Naysayers argue that the lack of an identifiable local sound makes D.C. “unmarketable.” I would argue otherwise. The lack of a D.C. “sound” means that we’re not pressured into making one type of music in order to get attention. Just look at the diversity amongst the tenants of the soon-to-be-demolished Gold Leaf Studios. You’ve got AM gold/desert rock (U.S. Royalty), a wild mix of free jazz and punk (Laughing Man), electronic rock (my band, Ra Ra Rasputin, as well as our roommates Miyazaki), long improvisational blues jams (Honey House). Outside Gold Leaf, even more variety. You’ve got folks who are still carrying the torch of harDCore (Coke Bust). You’ve got former hardcore kids taking electronic music to the next level (Future Times/Beautiful Swimmers/Protect-U). What about longtime DJs producing their own songs (Volta Bureau, Chris Burns, the Nouveau Riche guys)? Sockets Records has done a fine job of championing some really fine groups (Cornel West Theory, Big Gold Belt, and Hume). I haven’t even touched what’s going on in go-go, jazz, or hip-hop in the District right now. Whoever’s complaining about local bands sucking must be stuck in the Shins-lite indie rock era of 2006-2008 and probably attends one show a month.

Finally, people are writing good SONGS. After all, it’s not just about the creative process and the “scene.” It’s about THE MUSIC. Beautiful Swimmers’ “Big Coast” was a summer banger if I’ve ever heard one. What about Screen Vinyl Image’s driving “Cathode Ray?”  How about Imperial China’s skittering “Bananamite?” Middling hipster-Sundance movie soundtrack music this is not. As someone who performs and attends a lot of shows, I can say with confidence that local groups are not only writing better structured songs but also conjuring up some very cool sounds.

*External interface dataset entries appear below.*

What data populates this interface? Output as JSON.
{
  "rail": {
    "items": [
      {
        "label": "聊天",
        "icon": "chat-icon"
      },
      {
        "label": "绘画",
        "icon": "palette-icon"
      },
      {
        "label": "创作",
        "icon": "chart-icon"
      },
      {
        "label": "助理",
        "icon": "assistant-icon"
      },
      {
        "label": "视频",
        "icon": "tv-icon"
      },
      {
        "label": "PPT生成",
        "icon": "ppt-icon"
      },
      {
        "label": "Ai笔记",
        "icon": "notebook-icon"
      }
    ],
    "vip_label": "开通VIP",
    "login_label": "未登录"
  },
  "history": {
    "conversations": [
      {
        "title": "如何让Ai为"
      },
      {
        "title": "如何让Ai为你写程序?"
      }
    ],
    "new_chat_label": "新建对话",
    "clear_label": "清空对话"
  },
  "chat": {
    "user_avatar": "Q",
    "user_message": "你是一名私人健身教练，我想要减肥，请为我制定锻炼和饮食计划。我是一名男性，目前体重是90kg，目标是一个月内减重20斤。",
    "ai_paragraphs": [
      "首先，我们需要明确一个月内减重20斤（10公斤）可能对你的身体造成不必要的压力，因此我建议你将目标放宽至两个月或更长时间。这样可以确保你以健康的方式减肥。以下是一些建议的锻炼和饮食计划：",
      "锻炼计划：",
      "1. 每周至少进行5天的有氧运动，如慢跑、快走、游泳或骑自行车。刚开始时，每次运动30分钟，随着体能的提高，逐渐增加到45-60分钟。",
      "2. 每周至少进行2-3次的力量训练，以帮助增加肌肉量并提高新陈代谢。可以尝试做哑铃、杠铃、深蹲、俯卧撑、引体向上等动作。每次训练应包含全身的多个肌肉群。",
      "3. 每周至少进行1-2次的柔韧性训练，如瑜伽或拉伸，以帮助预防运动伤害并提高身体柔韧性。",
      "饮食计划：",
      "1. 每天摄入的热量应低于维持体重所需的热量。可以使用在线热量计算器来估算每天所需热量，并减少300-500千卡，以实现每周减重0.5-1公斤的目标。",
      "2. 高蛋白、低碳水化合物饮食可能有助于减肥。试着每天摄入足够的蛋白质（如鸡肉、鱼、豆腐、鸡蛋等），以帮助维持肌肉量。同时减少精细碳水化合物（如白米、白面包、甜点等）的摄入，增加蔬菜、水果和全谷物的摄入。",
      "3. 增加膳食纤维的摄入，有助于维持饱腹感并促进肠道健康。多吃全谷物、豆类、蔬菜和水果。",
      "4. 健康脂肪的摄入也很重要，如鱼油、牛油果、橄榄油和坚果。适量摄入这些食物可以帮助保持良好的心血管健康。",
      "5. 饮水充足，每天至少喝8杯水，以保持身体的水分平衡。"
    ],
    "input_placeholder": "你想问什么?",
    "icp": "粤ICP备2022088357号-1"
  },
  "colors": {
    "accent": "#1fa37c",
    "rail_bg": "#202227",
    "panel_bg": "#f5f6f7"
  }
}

I defend D.C.’s music scene because I genuinely believe we have something good to offer, not just because I’m invested in it. When I first moved here from New York, I knew that I liked the area, but I had no idea that I’d stick around for so long. I certainly have my criticisms about living and working here. Hell, I just as easily could’ve written several hundred (or thousand) words on what we’re dong wrong. But if there’s one thing Washingtonians could learn from New Yorkers, it’s that confidence and a bit of swagger can go a long way.